## What to produce
Find every line below that contains the word "ABONO" and copy it out.

++++ Supplied material ++++

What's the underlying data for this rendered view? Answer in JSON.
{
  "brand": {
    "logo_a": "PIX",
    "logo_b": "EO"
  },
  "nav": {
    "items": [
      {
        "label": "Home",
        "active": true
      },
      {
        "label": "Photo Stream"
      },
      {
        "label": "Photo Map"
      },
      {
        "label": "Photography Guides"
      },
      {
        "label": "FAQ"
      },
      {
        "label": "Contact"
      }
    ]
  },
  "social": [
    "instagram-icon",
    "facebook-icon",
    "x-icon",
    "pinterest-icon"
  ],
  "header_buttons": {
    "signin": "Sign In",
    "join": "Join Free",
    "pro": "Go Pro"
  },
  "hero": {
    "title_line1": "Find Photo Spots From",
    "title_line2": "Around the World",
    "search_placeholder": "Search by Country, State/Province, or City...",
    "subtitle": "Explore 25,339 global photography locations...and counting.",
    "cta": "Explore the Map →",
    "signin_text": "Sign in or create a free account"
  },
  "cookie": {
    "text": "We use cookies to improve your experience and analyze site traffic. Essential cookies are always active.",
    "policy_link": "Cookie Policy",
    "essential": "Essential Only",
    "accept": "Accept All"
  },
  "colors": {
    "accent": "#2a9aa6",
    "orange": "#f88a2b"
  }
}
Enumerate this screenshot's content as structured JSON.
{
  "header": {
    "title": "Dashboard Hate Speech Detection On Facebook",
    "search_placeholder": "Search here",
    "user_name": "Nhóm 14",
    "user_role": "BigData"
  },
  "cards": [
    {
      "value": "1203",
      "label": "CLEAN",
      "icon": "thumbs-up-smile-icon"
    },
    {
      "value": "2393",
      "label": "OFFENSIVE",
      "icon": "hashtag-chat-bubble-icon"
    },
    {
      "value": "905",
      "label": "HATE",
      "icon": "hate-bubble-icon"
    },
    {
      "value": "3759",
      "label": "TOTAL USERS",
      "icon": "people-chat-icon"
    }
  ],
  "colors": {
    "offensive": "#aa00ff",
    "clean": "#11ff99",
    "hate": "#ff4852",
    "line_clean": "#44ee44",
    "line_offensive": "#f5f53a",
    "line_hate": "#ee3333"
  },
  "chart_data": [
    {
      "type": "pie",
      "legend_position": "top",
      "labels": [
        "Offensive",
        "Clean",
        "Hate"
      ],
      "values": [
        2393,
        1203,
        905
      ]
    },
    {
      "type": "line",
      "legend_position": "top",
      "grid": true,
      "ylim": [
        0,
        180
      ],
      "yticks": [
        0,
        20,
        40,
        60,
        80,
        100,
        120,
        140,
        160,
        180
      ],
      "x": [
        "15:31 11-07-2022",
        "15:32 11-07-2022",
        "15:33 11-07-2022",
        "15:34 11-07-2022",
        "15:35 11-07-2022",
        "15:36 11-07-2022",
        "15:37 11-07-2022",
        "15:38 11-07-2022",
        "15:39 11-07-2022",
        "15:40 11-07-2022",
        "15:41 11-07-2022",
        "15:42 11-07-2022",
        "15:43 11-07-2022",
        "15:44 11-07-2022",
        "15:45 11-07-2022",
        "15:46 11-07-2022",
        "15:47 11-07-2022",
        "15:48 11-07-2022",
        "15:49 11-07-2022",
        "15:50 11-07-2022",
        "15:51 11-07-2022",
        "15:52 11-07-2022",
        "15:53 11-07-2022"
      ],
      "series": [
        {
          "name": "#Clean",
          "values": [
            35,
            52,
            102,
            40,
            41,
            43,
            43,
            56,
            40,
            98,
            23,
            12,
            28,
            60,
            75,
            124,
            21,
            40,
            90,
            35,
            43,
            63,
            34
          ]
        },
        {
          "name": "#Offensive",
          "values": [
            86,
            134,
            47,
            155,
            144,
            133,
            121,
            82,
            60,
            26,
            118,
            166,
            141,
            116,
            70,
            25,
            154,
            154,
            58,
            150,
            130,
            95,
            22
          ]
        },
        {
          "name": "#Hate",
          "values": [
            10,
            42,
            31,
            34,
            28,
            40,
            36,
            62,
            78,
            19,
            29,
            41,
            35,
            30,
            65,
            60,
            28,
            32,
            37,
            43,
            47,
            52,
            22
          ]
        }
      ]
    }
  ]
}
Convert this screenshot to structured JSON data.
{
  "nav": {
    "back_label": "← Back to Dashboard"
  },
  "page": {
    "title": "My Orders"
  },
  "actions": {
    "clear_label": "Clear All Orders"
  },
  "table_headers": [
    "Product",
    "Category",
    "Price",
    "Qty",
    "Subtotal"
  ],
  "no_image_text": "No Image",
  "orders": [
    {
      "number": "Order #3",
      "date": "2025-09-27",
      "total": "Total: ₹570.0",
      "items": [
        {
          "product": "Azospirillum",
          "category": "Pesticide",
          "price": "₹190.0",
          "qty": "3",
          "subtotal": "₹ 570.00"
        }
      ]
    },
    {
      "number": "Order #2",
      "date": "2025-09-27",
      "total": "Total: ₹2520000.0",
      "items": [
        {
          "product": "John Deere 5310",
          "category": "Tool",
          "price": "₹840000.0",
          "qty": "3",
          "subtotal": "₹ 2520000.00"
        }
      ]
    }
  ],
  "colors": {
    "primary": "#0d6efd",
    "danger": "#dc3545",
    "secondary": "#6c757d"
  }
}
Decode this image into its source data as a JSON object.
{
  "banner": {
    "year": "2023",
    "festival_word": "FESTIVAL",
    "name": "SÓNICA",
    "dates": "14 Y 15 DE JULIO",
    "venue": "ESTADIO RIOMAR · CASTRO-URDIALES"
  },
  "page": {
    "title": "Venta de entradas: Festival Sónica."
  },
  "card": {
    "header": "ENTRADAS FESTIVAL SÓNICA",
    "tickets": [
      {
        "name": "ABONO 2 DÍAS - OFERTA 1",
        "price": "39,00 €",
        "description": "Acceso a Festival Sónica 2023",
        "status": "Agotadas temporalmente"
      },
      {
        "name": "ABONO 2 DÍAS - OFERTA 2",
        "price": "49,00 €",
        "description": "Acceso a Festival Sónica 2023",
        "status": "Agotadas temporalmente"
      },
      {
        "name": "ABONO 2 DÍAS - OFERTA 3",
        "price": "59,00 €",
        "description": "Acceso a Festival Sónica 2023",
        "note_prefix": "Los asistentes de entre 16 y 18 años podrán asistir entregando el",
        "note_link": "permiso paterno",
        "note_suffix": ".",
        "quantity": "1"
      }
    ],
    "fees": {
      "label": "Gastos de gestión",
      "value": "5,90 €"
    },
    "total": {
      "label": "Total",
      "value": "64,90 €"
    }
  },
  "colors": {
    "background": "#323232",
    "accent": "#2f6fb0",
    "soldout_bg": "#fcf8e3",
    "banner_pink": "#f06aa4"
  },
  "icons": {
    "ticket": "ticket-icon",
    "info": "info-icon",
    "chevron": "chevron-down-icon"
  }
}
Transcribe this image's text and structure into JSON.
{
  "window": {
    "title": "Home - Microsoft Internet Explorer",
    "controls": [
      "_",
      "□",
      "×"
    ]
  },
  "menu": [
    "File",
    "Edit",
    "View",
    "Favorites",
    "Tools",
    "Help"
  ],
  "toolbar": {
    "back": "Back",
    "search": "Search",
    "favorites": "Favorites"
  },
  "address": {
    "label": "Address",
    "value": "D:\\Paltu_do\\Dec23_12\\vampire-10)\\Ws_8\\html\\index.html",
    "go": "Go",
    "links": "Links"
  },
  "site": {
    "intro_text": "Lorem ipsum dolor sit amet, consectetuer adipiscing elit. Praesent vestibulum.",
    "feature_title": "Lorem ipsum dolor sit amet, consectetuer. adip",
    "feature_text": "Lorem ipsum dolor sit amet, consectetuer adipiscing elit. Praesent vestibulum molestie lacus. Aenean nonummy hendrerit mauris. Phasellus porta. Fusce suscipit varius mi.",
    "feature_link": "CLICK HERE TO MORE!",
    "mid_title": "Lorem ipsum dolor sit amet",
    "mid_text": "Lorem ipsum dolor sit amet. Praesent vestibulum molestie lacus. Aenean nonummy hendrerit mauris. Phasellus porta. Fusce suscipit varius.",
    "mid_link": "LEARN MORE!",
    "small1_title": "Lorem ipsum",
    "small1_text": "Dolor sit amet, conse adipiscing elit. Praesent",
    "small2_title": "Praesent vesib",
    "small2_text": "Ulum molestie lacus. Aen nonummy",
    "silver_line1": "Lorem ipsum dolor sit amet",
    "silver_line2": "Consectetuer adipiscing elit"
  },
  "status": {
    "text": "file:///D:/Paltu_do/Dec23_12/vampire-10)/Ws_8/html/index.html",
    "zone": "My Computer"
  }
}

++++

## Reply to the task
        "name": "ABONO 2 DÍAS - OFERTA 1",
        "name": "ABONO 2 DÍAS - OFERTA 2",
        "name": "ABONO 2 DÍAS - OFERTA 3",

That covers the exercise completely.